  4. 4. Types of wave motion When the particles of the medium vibrate about their mean positions in a direction perpendicular to the direction of propagation of disturbance, the wave motion is called the transverse wave motion. When the particles of the medium vibrate about their mean positions in the direction of propagation of disturbance, the wave motion is called the longitudinal wave motion
  5. 5. Some Wave Terms Displacement – Distance and direction from equilibrium position Amplitude – Maximum displacement of vibrating particle from equilibrium position Wave Period – Time for one wave to pass a fixed point Intensity is the measure of how much energy a wave is carrying. It can also be defined as the rate of flow of energy per unit area at right angles to the direction of travel of a wave (W/m) Frequency – Number of complete waves passing a point each second. (Hz) Wave cycle - From one maximum displacement to the next maximum displacement Wavelength – The least distance between 2 adjacent vibrating particles ie. 2 peaks or troughs
  6. 6. Wave Phases • • • • • Phase Difference is the amount by which two cyclical motions of the same frequency, are out of step with each other. It can be measured in degrees, radians, or seconds of time. leading phase refers to a wave that occurs "ahead" of another wave of the same frequency. Lagging phase refers to a wave that occurs "behind" another wave of the same frequency.

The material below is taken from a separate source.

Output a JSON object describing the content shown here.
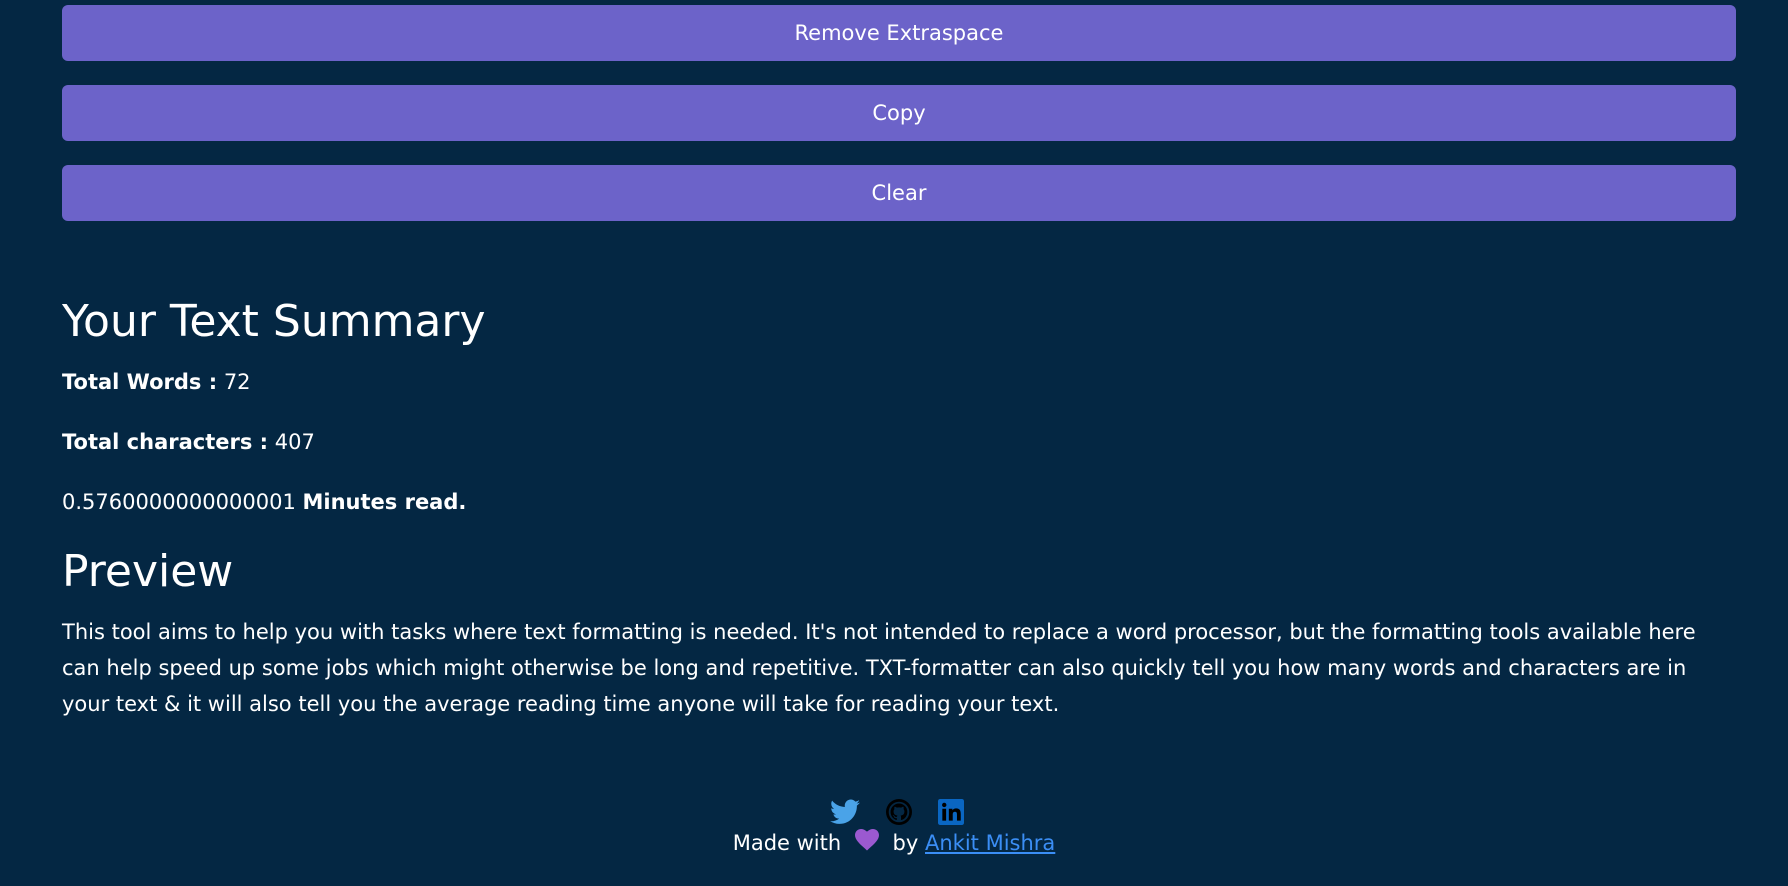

When two signals differ in phase by Phase Difference 90 or +90 degrees, they are said to be in phase quadrature . When two waves differ in phase by 180 degrees (-180 is technically the same as +180), the waves are said to be inphase opposition . Coherent waves are waves with a constant phase difference. (Note: They don't have to be in phase for this to be true.) They will have the same frequency and wavelength (they are normally produced from one source).
  7. 7. Diffraction • • • • A wave will diffract (spread out) as it goes through a gap or past an obstacle but the wavelength remains the same before and after the gap. The nearer the slit size is to the wavelength, the more the wave will diffract. The smaller the gap the greater the diffraction. The longer the wavelength the greater the diffraction.
  8. 8. Interference and Superposition Interference may be Principle of two waves meet they will interfere and superpose. After they have passed they as described When Superposition: Whenoriginal forms. This is true if they are coherent or not. the superposition of return to their two or At the waves more point they meet, the two waves will combine to give a resultant wave whose from 2 waves of the same type intensity) may be greater or less than the original two waves. coherent sources amplitude (or meet at a point, the displacement can be found by adding the two displacements The resultant resultant together displacement of the waves is equal to the vector sum of their individual displacements at that point. . If two waves of the same type and the same frequency combine so that the crest of one coincides with the trough of the other, they will completely cancel each other out. This is called destructive interference. Alternatively, the two waves could combine when their crests coincide; then there would be constructive interference and the resultant amplitude would be equal to the sum of the separate amplitudes:
  9. 9. Thank you for you time